* The Nicaraguan and Central American Relief Act (NACARA) passed by Congress
in November 1997 stipulated that up to 5,000 of the 55,000 annually-allocated diversity visas be made available for use under the NACARA program. The reduction of the limit of available visas to 50,000 began with DV-2000.
The following is the statistical breakdown by foreign-state chargeability of those registered for the DV-2013 program:
SAO TOME AND PRINCIPE 0
GAMBIA, THE 85
SIERRA LEONE 2,516
BURKINA FASO 296
SOUTH AFRICA 956
SOUTH SUDAN 5
CAPE VERDE 25
CENTRAL AFRICAN REP. 18
CONGO, DEMOCRATIC MAURITANIA 31
REPUBLIC OF THE 3,924
COTE D’IVOIRE 805
EQUATORIAL GUINEA 19
SAUDI ARABIA 287
BRUNEI 8 NORTH KOREA 0
SRI LANKA 802
LAOS 1 SYRIA 170
HONG KONG SPECIAL LEBANON 269
ADMIN. REGION 92
UNITED ARAB EMIRATES 98
Sint Maarten 2
NORTHERN IRELAND 45
BOSNIA & HERZEGOVINA 54
SAN MARINO 0
CZECH REPUBLIC 73
Faroe Islands 9
French Polynesia 11
New Caledonia 0
Saint Barthelemy 4
VATICAN CITY 0
BAHAMAS, THE 16
Christmas Islands 0
NEW ZEALAND 373
Cocos Islands 2
Cook Islands 0
Norfolk Island 4
WESTERN SAMOA 30
MARSHALL ISLANDS 0
PAPUA NEW GUINEA 18
MICRONESIA, FEDERATED SAMOA 0
STATES OF 1 SOLOMON ISLANDS 0
SOUTH AMERICA, CENTRAL AMERICA, AND THE CARIBBEAN
ANTIGUA AND BARBUDA 3
SAINT LUCIA 19
SAINT VINCENT AND BARBADOS 5
THE GRENADINES 14
TRINIDAD AND TOBAGO 137
COSTA RICA 63
SAINT KITTS AND NEVIS 5

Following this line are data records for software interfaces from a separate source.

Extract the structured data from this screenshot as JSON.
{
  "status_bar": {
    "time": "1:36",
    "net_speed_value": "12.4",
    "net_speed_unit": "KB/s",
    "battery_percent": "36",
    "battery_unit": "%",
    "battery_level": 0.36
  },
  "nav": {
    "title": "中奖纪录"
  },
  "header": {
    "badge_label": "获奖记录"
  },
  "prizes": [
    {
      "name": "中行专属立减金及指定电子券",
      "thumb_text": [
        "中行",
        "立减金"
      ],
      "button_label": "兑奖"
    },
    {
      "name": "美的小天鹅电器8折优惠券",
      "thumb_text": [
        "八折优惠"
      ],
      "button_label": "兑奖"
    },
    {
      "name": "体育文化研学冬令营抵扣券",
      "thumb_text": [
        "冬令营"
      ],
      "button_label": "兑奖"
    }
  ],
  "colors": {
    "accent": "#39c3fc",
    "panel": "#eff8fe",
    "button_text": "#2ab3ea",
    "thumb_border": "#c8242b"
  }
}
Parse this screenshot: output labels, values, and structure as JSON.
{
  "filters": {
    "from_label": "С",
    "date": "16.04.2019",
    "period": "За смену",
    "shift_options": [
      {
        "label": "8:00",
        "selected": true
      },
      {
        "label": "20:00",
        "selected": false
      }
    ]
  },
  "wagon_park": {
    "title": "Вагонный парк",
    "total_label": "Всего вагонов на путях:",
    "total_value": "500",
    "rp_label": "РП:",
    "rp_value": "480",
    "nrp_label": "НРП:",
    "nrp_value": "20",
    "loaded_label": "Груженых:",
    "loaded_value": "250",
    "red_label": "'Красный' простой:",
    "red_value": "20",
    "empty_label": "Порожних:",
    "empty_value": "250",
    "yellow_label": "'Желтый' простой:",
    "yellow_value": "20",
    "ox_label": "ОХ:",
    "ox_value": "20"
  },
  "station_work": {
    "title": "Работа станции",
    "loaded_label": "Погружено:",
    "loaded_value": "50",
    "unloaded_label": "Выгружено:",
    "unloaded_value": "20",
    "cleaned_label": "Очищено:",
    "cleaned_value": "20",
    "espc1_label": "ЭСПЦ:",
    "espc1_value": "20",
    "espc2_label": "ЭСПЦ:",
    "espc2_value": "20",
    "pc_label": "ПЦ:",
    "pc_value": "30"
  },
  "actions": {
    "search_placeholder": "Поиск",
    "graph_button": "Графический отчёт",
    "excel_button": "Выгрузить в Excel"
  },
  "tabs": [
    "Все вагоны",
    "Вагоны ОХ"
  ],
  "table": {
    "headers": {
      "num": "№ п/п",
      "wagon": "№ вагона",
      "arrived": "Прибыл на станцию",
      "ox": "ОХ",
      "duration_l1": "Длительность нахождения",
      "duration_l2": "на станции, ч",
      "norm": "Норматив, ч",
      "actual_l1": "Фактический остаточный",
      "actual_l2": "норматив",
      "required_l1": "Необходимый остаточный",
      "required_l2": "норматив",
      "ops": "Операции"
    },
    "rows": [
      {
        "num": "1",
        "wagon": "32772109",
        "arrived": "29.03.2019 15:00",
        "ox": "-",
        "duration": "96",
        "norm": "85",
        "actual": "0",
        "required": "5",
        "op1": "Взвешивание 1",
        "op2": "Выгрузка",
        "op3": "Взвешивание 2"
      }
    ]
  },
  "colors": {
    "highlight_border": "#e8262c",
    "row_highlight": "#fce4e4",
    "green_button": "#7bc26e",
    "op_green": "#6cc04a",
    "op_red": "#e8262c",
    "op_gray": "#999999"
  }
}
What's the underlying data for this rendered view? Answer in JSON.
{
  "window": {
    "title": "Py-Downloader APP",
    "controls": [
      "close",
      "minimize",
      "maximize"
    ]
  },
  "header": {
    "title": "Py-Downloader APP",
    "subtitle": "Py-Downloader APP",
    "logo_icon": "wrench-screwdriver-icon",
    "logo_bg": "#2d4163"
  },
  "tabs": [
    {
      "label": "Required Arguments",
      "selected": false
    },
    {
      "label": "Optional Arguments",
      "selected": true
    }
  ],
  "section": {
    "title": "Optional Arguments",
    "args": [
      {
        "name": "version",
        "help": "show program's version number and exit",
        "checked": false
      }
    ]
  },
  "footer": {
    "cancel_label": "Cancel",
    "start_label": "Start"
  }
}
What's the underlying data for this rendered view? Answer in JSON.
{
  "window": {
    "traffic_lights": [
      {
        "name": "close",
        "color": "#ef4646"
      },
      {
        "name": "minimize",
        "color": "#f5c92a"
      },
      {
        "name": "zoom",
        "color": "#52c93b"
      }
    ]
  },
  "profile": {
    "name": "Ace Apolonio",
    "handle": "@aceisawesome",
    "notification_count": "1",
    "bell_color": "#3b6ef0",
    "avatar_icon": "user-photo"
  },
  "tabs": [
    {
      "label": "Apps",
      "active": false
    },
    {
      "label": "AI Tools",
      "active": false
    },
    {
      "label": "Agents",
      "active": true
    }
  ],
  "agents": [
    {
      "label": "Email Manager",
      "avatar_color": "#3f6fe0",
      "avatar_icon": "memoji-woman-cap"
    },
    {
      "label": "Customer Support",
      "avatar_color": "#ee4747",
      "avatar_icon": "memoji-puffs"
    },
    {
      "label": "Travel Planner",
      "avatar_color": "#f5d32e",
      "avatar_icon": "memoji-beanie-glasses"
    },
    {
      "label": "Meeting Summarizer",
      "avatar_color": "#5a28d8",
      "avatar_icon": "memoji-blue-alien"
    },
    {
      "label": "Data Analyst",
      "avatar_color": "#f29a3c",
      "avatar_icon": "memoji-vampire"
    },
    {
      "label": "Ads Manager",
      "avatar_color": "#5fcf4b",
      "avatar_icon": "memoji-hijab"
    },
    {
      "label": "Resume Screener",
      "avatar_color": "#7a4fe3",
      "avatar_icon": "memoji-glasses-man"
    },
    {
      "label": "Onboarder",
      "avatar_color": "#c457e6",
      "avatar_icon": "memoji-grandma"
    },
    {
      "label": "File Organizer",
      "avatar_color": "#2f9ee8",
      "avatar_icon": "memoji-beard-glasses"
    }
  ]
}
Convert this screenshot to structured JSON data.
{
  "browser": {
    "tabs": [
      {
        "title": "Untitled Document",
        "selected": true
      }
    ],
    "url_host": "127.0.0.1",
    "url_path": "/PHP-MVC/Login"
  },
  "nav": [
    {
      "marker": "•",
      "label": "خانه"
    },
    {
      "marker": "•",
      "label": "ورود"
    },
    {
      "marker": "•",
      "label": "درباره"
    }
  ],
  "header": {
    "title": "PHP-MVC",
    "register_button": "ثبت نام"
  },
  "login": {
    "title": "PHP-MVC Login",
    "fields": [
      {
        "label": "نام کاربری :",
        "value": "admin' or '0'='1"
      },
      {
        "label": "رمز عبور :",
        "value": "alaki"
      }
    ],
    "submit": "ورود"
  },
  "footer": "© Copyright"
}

Natives of the following countries were not eligible to participate in DV-2013: Bangladesh, Brazil, Canada, China (mainland-born, excluding Hong Kong S.A.R., Macau S.A.R., and Taiwan), Colombia, Dominican Republic, Ecuador, El Salvador, Guatemala, Haiti, India, Jamaica, Mexico, Pakistan, Peru, the Philippines, South Korea, United Kingdom (except Northern Ireland) and its dependent territories, and Vietnam.